When I learned that antioxidants, the healthy nutrients that help clean up free radical and possibly carcinogenic cells, add color to fruits and veggies, I assumed that cauliflower really had nothing going for it. I was wrong. The pale cousin to broccoli, cauliflower actually has a lot going on in both in terms of nutrition and taste.
First off, cauliflower is in season from December to March, so it should be easy to find a nice head of it at your grocery store right now. Plus, seasonal produce tends to be less expensive, which is a bonus in these crazy economic times.
Secondly, one cup of cauliflower contains 91 percent the recommended daily intake (RDI) of vitamin C. That is nothing to scoff at, especially if you don't enjoy drinking OJ. One cup also contains over three grams of fiber.
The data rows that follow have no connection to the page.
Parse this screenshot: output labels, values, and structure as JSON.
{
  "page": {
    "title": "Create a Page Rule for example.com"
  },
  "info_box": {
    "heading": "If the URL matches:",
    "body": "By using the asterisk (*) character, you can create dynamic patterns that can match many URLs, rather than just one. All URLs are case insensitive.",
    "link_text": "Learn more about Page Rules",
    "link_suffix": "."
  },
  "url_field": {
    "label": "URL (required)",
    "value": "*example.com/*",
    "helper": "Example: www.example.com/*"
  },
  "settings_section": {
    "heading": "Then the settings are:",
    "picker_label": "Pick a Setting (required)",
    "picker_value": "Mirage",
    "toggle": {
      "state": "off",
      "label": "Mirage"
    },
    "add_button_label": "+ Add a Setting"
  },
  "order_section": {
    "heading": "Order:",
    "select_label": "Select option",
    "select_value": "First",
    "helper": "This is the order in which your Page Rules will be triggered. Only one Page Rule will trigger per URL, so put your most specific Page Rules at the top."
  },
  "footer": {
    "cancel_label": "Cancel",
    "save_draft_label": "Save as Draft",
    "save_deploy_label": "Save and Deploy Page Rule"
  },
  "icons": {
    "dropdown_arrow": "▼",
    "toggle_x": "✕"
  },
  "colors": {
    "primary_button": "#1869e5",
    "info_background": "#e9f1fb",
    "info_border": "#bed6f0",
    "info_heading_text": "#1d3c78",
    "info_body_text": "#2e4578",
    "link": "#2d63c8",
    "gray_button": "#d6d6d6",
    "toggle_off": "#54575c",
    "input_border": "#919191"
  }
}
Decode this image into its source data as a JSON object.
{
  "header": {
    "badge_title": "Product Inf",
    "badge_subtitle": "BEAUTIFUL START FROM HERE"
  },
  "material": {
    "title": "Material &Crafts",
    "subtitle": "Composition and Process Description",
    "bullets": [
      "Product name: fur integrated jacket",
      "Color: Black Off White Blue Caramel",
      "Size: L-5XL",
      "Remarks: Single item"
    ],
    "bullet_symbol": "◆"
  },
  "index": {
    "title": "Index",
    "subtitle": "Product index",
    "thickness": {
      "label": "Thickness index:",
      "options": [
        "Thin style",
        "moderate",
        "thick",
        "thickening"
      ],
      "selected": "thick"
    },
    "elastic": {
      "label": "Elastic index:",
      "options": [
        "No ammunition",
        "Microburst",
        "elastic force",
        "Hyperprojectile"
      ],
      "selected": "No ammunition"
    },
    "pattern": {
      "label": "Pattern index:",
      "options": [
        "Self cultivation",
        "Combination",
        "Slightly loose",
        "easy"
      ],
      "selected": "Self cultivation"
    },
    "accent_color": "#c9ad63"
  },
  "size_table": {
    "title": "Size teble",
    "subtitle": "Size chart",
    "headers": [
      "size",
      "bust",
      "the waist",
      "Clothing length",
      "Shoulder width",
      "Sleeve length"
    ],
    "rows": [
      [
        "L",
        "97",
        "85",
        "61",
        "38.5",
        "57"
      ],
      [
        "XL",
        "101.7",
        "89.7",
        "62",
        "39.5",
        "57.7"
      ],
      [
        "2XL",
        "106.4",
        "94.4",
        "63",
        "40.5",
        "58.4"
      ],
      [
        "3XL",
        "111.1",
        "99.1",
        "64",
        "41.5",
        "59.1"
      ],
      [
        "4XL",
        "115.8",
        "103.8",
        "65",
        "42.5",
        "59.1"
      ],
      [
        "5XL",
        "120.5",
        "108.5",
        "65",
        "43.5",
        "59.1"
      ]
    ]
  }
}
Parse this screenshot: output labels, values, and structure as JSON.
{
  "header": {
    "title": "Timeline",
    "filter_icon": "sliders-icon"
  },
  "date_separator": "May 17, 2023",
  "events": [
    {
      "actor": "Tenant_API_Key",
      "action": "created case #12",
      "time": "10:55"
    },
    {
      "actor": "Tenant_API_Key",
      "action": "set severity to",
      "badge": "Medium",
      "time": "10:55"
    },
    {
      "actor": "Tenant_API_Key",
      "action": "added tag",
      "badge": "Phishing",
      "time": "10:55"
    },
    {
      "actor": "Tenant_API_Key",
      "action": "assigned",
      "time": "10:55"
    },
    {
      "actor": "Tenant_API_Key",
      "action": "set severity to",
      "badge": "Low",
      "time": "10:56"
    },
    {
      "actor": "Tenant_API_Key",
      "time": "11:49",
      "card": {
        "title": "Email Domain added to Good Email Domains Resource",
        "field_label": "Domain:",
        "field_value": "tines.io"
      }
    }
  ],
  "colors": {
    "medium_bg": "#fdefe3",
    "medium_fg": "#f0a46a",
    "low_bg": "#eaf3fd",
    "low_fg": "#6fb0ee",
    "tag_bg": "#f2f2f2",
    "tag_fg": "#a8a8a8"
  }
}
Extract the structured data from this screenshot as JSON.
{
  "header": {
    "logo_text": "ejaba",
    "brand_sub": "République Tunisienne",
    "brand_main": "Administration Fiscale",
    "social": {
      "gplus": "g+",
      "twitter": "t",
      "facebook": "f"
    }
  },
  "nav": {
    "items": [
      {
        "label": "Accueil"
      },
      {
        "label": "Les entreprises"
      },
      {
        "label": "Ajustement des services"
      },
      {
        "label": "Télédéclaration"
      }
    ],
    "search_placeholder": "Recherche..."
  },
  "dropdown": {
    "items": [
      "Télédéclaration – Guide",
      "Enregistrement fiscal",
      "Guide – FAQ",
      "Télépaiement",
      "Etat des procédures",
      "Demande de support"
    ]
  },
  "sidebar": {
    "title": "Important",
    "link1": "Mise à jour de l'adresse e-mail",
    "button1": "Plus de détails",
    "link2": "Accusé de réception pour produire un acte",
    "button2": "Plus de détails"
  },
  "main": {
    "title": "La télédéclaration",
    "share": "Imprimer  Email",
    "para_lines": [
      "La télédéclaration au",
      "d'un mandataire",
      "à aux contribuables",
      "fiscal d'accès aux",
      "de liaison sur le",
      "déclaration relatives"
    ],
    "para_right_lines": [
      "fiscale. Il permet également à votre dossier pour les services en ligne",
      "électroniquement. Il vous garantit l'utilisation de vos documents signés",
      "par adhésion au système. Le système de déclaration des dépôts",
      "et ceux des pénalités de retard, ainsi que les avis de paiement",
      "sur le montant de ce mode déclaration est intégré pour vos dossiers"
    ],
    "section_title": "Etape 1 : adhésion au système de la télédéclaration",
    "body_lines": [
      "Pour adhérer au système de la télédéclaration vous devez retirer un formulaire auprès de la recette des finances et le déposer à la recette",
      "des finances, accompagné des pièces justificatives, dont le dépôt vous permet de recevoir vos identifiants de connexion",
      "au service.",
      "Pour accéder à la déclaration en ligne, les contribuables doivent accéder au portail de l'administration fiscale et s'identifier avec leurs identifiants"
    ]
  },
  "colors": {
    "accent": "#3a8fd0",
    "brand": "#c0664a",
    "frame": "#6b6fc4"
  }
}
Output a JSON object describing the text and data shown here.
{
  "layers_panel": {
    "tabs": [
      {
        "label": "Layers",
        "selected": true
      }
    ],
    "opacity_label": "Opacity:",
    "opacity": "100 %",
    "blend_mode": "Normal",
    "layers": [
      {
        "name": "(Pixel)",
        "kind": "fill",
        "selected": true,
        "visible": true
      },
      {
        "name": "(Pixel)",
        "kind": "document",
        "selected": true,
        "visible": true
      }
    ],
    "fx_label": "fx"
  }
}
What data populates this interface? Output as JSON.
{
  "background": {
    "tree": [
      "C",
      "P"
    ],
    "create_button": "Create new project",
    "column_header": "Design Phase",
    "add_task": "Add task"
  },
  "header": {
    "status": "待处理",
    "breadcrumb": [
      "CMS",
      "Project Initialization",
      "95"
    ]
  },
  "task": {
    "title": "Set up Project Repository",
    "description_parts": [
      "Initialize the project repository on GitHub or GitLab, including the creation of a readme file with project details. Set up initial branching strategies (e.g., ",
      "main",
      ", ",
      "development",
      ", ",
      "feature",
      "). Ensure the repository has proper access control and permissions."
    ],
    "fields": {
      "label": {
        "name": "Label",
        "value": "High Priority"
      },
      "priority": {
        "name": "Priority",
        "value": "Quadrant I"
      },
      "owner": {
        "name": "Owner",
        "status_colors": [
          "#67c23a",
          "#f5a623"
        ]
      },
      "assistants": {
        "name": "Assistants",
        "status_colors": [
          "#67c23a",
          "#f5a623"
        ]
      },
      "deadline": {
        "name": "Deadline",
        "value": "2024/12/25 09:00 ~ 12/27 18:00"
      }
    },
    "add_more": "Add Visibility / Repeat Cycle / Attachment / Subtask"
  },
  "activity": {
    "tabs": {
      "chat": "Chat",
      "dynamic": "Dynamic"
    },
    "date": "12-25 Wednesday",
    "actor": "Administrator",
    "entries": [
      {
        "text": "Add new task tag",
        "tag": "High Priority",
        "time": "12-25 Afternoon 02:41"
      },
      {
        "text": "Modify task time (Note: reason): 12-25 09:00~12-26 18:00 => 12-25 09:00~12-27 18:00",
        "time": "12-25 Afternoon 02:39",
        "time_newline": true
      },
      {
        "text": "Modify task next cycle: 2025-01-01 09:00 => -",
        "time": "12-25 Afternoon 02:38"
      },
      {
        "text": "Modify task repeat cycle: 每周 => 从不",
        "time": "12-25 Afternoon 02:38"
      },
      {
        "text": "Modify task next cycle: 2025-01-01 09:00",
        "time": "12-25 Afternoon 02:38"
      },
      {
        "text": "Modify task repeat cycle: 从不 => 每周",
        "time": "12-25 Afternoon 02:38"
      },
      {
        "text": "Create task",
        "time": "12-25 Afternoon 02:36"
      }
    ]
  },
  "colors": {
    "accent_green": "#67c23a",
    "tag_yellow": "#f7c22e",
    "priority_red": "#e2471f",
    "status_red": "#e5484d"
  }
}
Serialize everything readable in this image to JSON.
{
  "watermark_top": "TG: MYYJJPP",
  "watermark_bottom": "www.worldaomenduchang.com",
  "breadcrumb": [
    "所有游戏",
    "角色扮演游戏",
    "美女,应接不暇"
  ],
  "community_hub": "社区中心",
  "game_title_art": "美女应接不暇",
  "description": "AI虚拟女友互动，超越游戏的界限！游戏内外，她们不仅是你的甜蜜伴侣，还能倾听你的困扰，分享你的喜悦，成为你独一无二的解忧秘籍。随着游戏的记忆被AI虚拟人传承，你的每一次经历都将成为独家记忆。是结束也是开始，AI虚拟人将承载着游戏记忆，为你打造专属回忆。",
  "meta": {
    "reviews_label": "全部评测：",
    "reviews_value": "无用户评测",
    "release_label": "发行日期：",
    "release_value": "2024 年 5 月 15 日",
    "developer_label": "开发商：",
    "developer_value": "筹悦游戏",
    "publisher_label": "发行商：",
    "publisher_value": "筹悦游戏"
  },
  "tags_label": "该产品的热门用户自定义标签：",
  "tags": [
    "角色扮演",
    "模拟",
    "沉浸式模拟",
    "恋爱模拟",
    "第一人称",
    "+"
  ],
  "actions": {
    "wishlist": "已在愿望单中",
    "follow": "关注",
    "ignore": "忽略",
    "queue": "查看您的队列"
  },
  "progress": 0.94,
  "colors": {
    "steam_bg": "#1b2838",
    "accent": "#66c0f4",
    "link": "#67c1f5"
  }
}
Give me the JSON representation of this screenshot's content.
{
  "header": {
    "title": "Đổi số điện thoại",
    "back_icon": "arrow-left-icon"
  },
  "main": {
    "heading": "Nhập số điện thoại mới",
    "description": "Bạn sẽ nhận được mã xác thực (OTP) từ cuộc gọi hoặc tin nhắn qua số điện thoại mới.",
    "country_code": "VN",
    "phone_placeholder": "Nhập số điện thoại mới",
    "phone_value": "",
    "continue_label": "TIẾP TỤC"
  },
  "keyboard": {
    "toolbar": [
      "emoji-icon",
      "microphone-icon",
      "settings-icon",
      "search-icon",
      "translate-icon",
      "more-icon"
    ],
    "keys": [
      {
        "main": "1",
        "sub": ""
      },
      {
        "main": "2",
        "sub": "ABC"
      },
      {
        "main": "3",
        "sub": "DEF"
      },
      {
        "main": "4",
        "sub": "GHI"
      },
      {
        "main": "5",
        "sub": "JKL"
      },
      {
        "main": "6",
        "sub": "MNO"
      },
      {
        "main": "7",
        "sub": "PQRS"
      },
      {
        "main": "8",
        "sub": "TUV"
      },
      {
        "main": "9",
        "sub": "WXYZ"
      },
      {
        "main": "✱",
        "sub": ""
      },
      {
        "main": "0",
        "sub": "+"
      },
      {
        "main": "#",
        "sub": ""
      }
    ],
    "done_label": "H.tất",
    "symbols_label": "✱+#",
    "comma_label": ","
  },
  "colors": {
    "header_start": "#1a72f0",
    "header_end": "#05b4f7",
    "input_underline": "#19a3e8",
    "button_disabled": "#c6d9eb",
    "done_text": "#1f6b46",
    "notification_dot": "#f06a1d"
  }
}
Cauliflower is considered a cruciferous vegetable, placing it in the same family as broccoli and kale. Cruciferous veggies may help prevent cancer, and they are known to reduce the risk of lung, colon, breast, ovarian, and bladder cancers. This class of veggies, cauliflower included, also benefit the liver and the cardiovascular system. The reasons to love cauliflower are plentiful!
Not sure how to cook it? See my new favorite way to prepare cauliflower when you read more. 1 large head of cauliflower Serves 4
2/3 cup low sodium chicken or vegetable broth
1 teaspoon turmeric
1 tablespoon extra virgin olive oil
1 tablespoon lemon juice
2 medium cloves garlic, pressed or finely chopped
sea salt and pepper to taste
1 large head of cauliflower